Objective: Observations in both animal models of arthritis and patients with rheumatoid arthritis (RA) suggest a role for dopamine and its receptors in RA. Because synovial fibroblasts (SFs) contribute to inflammation and joint destruction in RA, the aim of this study was to investigate dopaminergic pathways in SFs obtained from patients with RA and, for comparison, in SFs from patients with osteoarthritis (OA) undergoing knee joint replacement surgery.
Methods: The expression of all dopamine receptors (D1 -D5 ) and dopamine transporter was assessed by immunofluorescence and immunohistochemical staining. The levels of dopamine receptor and tyrosine hydroxylase messenger RNA were measured by real-time polymerase chain reaction. The intracellular content of dopamine, its precursor, and its main metabolites was assayed by high-performance liquid chromatography. The influence of dopamine on proinflammatory interleukin-6 (IL-6) and IL-8, matrix metalloproteinase 3, and tissue inhibitor of metalloproteinases 1 (TIMP-1) and TIMP-2 was studied in SFs.
Results: SFs possess an intrinsic dopaminergic system, including dopamine receptors, dopamine transporter, and tyrosine hydroxylase, and contain dopamine, its precursor, and its main metabolites. SFs from patients with RA, in comparison with those from patients with OA, showed increased expression of dopamine receptors D1 and D5 , and exogenous dopamine strongly inhibited the production of IL-8 in patients with RA.
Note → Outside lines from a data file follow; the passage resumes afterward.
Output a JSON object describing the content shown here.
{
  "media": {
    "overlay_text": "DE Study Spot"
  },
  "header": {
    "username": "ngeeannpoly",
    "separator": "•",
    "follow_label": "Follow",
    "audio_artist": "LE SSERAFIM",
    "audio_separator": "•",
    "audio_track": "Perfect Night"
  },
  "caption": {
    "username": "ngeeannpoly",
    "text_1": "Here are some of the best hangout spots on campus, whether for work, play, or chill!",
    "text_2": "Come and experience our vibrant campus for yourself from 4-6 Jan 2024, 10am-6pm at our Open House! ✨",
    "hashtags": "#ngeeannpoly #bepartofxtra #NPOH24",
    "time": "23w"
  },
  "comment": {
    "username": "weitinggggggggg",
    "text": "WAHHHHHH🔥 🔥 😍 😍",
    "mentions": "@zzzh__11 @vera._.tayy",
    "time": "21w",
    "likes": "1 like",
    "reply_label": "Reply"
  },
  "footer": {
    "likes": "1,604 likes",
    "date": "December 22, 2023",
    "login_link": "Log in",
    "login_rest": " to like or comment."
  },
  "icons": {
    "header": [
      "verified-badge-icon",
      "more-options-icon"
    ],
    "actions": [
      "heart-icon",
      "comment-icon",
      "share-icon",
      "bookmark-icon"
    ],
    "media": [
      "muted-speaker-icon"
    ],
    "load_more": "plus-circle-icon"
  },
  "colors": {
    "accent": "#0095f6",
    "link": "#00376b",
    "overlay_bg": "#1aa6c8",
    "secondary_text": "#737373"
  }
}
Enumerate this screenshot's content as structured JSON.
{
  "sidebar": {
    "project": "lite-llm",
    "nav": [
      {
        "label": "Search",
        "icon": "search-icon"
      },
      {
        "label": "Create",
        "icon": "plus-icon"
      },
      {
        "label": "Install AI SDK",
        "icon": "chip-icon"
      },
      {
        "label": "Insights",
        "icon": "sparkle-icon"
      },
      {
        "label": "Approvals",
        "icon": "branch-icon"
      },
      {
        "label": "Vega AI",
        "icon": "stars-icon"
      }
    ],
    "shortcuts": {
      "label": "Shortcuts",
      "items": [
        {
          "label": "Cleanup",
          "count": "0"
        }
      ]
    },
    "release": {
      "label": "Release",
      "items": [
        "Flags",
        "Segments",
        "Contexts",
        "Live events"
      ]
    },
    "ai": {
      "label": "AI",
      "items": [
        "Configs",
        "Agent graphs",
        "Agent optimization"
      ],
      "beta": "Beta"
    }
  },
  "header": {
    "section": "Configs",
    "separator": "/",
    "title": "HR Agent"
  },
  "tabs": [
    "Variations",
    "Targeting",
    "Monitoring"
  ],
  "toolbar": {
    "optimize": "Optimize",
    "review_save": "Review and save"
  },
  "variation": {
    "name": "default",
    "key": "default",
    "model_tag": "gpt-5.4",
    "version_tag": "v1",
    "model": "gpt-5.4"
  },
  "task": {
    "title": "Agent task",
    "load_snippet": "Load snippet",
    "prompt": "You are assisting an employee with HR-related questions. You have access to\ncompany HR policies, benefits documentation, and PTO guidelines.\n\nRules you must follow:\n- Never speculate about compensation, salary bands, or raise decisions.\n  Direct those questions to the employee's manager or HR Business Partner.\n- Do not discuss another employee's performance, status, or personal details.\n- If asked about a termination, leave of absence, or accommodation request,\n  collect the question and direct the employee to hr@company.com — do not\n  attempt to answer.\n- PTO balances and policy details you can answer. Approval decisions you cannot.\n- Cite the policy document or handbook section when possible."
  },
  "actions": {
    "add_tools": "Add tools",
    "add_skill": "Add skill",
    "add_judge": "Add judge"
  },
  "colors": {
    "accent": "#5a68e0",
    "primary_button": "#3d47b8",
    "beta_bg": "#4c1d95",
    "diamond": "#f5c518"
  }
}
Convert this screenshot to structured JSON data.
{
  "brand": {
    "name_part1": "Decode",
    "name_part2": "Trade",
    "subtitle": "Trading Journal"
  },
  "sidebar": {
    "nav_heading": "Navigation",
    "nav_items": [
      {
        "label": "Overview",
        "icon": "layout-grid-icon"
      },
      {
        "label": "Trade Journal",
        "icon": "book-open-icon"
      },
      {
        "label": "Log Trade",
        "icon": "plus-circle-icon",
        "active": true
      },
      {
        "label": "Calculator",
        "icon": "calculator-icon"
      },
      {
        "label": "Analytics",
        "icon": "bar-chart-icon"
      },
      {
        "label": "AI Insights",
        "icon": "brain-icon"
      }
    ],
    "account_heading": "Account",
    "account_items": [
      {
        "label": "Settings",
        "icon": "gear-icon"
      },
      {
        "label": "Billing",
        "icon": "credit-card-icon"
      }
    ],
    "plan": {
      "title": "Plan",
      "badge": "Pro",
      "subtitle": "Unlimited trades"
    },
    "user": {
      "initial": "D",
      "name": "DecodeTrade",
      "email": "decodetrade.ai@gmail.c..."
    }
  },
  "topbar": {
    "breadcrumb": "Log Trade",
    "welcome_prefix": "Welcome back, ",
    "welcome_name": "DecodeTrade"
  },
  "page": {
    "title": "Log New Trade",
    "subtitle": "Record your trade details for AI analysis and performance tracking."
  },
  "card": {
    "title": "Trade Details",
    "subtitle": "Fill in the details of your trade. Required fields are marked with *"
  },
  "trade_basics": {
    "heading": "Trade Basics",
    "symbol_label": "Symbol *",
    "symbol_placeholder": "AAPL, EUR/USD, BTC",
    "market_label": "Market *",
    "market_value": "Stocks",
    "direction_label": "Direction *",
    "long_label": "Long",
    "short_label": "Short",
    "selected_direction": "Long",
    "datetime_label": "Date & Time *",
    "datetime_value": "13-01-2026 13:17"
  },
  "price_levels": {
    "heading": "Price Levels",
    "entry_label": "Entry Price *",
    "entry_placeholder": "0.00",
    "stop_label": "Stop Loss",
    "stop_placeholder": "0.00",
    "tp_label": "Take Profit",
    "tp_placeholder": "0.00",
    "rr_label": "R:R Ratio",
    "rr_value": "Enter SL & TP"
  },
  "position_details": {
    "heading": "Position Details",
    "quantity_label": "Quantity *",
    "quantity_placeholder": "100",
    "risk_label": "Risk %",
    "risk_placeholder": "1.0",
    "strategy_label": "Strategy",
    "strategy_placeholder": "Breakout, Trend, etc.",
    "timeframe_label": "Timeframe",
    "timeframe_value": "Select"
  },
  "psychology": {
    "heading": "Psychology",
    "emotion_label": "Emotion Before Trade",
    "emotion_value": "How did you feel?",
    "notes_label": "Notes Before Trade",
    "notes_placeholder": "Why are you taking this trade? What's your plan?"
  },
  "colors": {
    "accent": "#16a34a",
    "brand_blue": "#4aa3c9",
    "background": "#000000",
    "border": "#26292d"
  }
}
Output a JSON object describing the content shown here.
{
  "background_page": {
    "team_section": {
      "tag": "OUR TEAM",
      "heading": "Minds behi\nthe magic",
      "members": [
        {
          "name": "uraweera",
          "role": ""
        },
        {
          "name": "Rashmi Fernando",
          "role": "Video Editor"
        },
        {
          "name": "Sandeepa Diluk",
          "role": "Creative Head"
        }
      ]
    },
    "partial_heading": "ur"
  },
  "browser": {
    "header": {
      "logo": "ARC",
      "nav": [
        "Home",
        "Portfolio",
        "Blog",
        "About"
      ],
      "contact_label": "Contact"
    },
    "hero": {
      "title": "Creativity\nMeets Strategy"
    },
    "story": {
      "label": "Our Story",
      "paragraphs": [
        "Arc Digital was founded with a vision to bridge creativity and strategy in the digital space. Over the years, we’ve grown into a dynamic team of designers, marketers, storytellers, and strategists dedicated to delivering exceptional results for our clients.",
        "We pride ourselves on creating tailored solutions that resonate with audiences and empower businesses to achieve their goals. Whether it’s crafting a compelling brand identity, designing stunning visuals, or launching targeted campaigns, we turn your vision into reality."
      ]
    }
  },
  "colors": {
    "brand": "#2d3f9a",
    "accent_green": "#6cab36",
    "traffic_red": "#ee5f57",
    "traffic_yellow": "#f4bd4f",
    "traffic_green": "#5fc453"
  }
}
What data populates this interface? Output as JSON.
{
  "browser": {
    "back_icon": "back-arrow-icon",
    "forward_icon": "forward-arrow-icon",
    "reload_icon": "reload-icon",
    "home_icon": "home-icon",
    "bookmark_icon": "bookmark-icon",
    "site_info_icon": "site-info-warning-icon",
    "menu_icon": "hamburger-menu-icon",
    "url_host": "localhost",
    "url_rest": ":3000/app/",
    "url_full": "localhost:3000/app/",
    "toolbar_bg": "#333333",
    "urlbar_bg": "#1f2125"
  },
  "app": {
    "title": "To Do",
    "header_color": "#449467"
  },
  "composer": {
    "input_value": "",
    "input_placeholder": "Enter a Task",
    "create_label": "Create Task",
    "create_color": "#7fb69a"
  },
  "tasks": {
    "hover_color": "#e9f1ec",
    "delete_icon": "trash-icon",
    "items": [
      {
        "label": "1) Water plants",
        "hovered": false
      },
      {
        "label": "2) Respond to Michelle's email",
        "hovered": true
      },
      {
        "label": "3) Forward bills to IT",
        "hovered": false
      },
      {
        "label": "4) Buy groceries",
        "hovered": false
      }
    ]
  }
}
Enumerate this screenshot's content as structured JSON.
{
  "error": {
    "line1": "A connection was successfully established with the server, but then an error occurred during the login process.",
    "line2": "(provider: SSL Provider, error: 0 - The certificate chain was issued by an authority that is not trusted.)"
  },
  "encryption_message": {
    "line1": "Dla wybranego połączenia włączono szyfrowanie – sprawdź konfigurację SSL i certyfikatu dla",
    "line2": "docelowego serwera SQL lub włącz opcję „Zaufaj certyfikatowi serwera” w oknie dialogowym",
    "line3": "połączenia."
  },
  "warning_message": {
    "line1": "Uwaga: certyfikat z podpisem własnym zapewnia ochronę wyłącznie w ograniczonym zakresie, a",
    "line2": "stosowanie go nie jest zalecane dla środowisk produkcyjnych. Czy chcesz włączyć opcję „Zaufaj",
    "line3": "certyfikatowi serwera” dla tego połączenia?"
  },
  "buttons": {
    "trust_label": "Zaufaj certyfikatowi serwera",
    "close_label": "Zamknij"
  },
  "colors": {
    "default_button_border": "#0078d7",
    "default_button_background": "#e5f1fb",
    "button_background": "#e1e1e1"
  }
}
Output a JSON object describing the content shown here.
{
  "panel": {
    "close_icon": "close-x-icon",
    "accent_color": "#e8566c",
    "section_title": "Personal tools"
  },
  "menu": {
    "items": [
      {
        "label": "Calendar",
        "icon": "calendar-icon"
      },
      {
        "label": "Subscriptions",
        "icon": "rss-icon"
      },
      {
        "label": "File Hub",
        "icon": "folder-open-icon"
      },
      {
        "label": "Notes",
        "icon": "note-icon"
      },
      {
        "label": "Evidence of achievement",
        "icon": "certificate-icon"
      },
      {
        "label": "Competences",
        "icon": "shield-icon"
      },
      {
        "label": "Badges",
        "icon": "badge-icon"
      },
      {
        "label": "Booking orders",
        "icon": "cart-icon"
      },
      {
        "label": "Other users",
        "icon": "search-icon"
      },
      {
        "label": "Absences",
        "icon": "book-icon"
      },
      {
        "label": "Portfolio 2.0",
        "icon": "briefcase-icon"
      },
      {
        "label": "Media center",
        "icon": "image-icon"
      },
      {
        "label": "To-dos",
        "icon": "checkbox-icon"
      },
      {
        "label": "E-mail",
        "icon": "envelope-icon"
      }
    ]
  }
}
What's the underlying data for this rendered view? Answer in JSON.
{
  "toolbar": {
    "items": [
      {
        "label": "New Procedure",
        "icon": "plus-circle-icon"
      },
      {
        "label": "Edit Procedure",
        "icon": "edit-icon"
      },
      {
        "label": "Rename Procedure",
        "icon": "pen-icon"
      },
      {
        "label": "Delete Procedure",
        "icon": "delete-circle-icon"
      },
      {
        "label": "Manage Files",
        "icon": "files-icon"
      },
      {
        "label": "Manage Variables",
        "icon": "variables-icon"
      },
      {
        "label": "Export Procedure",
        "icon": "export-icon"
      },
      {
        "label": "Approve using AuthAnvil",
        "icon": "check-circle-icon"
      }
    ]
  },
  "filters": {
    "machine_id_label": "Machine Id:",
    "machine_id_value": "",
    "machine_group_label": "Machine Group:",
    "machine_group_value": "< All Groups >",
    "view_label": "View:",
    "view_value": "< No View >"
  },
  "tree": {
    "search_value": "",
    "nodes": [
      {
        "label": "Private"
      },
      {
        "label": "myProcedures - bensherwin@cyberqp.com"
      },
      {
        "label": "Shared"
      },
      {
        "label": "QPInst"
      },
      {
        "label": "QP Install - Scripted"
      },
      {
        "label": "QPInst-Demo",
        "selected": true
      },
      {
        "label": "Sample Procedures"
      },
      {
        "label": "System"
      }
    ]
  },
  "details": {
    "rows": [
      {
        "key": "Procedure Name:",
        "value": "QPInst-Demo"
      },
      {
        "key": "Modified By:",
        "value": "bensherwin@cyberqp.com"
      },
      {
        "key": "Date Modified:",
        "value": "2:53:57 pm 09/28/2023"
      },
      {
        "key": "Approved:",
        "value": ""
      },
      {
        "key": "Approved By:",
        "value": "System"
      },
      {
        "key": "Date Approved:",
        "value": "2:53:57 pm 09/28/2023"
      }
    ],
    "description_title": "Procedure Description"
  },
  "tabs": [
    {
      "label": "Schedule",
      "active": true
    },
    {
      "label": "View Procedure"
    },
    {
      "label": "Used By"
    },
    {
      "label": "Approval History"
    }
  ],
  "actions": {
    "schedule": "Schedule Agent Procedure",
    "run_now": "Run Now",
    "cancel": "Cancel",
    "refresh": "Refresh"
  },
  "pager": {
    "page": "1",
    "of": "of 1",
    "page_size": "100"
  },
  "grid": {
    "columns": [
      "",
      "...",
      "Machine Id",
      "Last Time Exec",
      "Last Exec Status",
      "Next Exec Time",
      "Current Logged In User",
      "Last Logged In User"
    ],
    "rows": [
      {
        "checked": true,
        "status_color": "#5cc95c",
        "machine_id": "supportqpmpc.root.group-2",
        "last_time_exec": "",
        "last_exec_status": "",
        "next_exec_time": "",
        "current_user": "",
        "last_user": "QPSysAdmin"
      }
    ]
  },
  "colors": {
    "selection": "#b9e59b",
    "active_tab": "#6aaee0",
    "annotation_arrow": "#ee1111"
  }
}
Conclusion: SFs from patients with RA and patients with OA show a dopaminergic phenotype. The expression of D1-like dopamine receptors was higher in RASFs, and this increased expression may lead to antiinflammatory effects, as demonstrated by the expression of IL-8. Studies in animal models and patients with RA are needed to assess the therapeutic potential of endogenous, local production of dopamine in synoviocytes.
Copyright © 2014 by the American College of Rheumatology.